Segment Start: AVAILABLE RECORDS
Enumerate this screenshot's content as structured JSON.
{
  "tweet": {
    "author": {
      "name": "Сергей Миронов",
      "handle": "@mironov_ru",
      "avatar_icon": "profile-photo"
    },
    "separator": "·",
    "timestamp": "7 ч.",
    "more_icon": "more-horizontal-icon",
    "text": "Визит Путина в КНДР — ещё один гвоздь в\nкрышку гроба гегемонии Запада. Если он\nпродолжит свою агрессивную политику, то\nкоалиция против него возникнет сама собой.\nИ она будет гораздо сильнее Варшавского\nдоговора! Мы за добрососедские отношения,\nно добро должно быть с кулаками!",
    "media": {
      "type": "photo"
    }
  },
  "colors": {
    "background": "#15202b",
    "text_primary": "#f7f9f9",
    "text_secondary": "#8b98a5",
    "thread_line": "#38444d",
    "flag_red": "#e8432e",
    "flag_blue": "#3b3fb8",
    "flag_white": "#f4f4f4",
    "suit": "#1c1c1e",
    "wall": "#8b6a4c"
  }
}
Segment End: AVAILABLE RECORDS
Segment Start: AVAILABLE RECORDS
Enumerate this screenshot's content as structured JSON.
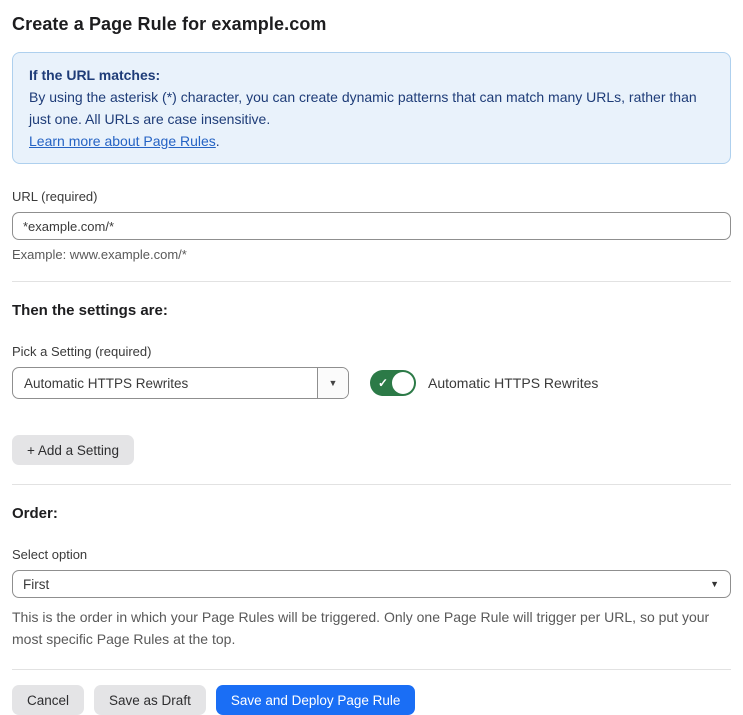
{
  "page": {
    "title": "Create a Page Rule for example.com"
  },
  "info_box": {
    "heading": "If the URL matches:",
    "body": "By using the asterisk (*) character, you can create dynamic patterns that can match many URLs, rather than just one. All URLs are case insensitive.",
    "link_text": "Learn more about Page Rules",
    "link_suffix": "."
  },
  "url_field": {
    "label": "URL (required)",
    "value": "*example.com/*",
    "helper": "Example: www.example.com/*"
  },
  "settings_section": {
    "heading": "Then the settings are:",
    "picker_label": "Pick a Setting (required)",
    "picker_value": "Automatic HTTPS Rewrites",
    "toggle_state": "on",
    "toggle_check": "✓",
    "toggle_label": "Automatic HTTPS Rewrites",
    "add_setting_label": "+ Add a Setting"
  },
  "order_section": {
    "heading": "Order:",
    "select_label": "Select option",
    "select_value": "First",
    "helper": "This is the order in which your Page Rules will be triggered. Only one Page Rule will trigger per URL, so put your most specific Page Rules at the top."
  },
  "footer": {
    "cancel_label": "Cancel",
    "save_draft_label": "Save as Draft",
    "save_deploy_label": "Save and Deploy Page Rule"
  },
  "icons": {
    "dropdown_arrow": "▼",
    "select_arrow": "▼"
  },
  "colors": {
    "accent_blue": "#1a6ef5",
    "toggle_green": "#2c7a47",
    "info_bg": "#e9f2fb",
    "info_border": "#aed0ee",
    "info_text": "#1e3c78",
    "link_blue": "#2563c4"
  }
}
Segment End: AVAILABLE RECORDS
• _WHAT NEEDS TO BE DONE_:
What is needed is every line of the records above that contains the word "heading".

• _THE ANSWER_:
    "heading": "If the URL matches:",
    "heading": "Then the settings are:",
    "heading": "Order:",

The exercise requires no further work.